Helping Those Who Helped Us: How to Support Employees Providing Eldercare
Posted on Tuesday, September 25, 2018 by Rae Shanahan

Longer lifespans, better medicines, and an aging population mean that more and more Americans are caring for an aging adult.


In fact, in 2015 there are approximately 44 million caregivers providing unpaid care for loved ones. And for many Gen X’ers and older Millennials, providing eldercare at the same time that they’re also raising children puts them in the “sandwich generation” of caregivers helping two groups of people at once. 

As a result, it’s likely that members of your workforce are providing eldercare for a parent or relative, which can be both emotionally and financially challenging. Your HR department may have to address questions about schedules, or if there are benefits to help employees who are providing this type of care.  

The good news is there are strategies that your organization can implement to assist employees who are caring for their older family members, thereby providing them with support and peace of mind, and helping them stay engaged while they’re at work. As this situation becomes more common, you can differentiate your organization by adopting practices for eldercare support. Start with these three strategies: 

  1. Expand dependent care accounts. Flexible spending accounts (FSAs) are a great tool for employees to set aside pre-tax dollars for dependent care costs. It’s possible that your organization is already offering this benefit to parents with children in daycare. Expanding these accounts to include costs for nursing facilities, at-home care, or adult daycare can help your employees save on the often significant cost of eldercare. For those sandwich generation employees, both childcare and eldercare costs can be mitigated with this benefit. 
  2. Provide informational support. It can be difficult to navigate the legal, financial, and medical issues involved in caring for an aging relative. Consider providing a referral service that can help your employees find backup care for their loved one, should an emergency arise. These services can also help employees find lawyers, since caregivers often need to establish power of attorney or handle the sale of a home. And, financial advice can be a welcome benefit as employees juggle the costs of caring for parents, managing their own budget, and potentially supporting children as well.  
  3. Offer flexible schedules. Parents of young children have to adjust when their child is suddenly ill, or when their babysitter can’t make it for a day. So too do employees providing eldercare need to ensure their family member is being cared for properly at all times. When a home health aide can’t make a visit or transportation to a doctor’s appointment falls through, your employees may need to work remotely or change their schedule. Be flexible in these situations to help with work-life balance. Employees rated the ability to take time off for family medical issues as the most highly empathetic behavior in our 2018 State of Workplace Empathy study, so don’t hesitate to flex those empathy muscles when employees need to help their parents or older relatives.  
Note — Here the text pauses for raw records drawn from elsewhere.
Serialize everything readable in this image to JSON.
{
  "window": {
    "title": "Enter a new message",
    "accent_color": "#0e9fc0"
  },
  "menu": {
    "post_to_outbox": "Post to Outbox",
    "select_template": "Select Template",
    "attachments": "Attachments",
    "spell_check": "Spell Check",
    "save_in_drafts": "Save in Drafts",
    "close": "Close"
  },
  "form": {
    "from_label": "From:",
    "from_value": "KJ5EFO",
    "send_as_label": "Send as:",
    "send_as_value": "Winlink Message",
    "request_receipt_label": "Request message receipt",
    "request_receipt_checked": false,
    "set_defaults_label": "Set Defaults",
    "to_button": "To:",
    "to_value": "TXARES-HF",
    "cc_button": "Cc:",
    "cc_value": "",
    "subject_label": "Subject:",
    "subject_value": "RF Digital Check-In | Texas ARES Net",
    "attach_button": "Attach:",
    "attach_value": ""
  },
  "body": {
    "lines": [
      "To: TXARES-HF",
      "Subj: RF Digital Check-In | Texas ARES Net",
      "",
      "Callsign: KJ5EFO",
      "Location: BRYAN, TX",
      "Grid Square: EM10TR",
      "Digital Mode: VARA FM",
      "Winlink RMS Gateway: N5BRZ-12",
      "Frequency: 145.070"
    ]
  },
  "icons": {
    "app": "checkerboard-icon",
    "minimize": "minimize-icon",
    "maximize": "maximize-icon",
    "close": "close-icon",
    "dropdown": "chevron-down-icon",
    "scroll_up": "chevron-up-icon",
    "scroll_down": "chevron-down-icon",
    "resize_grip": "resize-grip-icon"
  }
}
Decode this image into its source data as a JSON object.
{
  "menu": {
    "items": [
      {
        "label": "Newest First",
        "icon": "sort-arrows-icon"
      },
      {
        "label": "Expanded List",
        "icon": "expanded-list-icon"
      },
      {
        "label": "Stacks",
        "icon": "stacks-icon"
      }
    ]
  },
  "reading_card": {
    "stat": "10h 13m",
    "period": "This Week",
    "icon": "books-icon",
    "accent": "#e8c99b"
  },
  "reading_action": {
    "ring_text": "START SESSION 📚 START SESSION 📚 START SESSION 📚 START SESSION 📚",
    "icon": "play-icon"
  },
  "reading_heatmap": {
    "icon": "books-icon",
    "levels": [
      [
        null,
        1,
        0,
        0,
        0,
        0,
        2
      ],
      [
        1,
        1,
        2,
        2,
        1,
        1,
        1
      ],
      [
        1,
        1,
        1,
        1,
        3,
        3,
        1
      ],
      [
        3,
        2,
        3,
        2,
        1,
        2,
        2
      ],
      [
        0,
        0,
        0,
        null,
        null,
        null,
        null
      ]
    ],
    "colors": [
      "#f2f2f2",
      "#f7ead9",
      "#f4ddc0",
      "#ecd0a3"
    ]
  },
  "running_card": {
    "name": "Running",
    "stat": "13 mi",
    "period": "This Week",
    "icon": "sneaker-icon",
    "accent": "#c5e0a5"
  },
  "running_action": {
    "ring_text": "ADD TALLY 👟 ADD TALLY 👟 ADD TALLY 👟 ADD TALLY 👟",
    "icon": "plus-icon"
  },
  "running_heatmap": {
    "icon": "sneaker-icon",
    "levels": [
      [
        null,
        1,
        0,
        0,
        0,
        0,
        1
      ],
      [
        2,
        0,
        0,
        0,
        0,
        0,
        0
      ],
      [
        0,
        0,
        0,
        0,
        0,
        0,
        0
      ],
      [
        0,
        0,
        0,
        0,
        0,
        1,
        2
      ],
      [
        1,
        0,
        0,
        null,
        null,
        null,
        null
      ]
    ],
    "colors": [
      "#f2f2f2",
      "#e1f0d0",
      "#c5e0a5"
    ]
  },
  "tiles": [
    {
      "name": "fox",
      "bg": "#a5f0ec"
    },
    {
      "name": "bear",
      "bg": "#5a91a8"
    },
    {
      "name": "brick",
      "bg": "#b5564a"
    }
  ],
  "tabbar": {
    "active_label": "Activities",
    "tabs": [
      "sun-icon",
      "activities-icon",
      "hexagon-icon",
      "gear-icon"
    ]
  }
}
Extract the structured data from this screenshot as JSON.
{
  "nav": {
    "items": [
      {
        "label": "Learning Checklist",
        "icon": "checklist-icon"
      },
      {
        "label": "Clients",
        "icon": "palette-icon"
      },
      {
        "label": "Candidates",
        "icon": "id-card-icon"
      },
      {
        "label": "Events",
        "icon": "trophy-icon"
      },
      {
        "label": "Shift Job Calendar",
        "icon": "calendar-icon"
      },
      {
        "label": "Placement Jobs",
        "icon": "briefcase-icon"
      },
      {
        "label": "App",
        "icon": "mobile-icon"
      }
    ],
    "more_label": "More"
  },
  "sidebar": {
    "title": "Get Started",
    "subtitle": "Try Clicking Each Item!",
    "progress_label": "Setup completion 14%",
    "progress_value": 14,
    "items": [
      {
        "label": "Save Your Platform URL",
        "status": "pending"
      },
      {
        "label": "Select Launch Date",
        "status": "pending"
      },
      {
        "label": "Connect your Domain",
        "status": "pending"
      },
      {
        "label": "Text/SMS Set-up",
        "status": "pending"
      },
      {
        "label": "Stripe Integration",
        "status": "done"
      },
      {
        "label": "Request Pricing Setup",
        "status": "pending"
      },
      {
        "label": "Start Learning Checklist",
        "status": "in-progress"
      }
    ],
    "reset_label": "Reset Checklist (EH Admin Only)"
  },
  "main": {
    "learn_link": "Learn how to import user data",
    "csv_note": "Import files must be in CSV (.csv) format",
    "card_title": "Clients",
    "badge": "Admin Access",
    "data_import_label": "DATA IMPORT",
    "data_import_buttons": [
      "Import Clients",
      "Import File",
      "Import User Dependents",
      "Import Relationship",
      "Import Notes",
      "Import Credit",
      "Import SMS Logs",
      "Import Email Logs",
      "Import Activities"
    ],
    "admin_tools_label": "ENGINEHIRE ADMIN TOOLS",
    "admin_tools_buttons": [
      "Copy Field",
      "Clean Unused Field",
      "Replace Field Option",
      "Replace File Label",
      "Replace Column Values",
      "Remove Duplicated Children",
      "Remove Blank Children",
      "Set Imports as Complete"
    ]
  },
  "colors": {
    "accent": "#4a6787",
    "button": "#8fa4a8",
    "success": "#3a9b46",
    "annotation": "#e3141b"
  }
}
The more we can give back to the generations that raised us, the stronger our family bonds can be. Supporting your employees who are providing eldercare is a wonderful way to let your workforce know you understand their needs.

Want to learn about the benefits that your employees really want?